Task requirements.
Repeat all the data that appears below, keeping it exact.
___ Input data
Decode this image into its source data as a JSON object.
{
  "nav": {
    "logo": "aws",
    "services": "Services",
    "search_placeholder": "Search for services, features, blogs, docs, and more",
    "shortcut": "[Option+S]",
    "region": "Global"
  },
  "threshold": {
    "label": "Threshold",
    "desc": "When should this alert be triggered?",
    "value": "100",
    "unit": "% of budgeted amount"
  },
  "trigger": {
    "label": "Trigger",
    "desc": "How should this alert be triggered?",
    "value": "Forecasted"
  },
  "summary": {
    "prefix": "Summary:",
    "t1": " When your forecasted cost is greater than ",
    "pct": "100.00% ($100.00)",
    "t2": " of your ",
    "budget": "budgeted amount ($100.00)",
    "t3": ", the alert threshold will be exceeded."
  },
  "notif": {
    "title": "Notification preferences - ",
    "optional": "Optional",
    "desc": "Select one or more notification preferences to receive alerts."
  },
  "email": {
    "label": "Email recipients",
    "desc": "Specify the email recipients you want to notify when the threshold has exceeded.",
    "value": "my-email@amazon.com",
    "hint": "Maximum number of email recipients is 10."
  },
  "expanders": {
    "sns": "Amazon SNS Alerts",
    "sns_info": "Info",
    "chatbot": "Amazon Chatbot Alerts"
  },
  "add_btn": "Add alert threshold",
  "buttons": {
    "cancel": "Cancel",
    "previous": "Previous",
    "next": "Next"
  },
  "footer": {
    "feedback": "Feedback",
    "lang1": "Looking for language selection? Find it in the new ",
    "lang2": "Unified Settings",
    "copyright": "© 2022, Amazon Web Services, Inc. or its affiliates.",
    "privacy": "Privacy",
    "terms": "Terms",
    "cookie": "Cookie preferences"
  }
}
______
Solution.
Decode this image into its source data as a JSON object.
{
  "nav": {
    "logo": "aws",
    "services": "Services",
    "search_placeholder": "Search for services, features, blogs, docs, and more",
    "shortcut": "[Option+S]",
    "region": "Global"
  },
  "threshold": {
    "label": "Threshold",
    "desc": "When should this alert be triggered?",
    "value": "100",
    "unit": "% of budgeted amount"
  },
  "trigger": {
    "label": "Trigger",
    "desc": "How should this alert be triggered?",
    "value": "Forecasted"
  },
  "summary": {
    "prefix": "Summary:",
    "t1": " When your forecasted cost is greater than ",
    "pct": "100.00% ($100.00)",
    "t2": " of your ",
    "budget": "budgeted amount ($100.00)",
    "t3": ", the alert threshold will be exceeded."
  },
  "notif": {
    "title": "Notification preferences - ",
    "optional": "Optional",
    "desc": "Select one or more notification preferences to receive alerts."
  },
  "email": {
    "label": "Email recipients",
    "desc": "Specify the email recipients you want to notify when the threshold has exceeded.",
    "value": "my-email@amazon.com",
    "hint": "Maximum number of email recipients is 10."
  },
  "expanders": {
    "sns": "Amazon SNS Alerts",
    "sns_info": "Info",
    "chatbot": "Amazon Chatbot Alerts"
  },
  "add_btn": "Add alert threshold",
  "buttons": {
    "cancel": "Cancel",
    "previous": "Previous",
    "next": "Next"
  },
  "footer": {
    "feedback": "Feedback",
    "lang1": "Looking for language selection? Find it in the new ",
    "lang2": "Unified Settings",
    "copyright": "© 2022, Amazon Web Services, Inc. or its affiliates.",
    "privacy": "Privacy",
    "terms": "Terms",
    "cookie": "Cookie preferences"
  }
}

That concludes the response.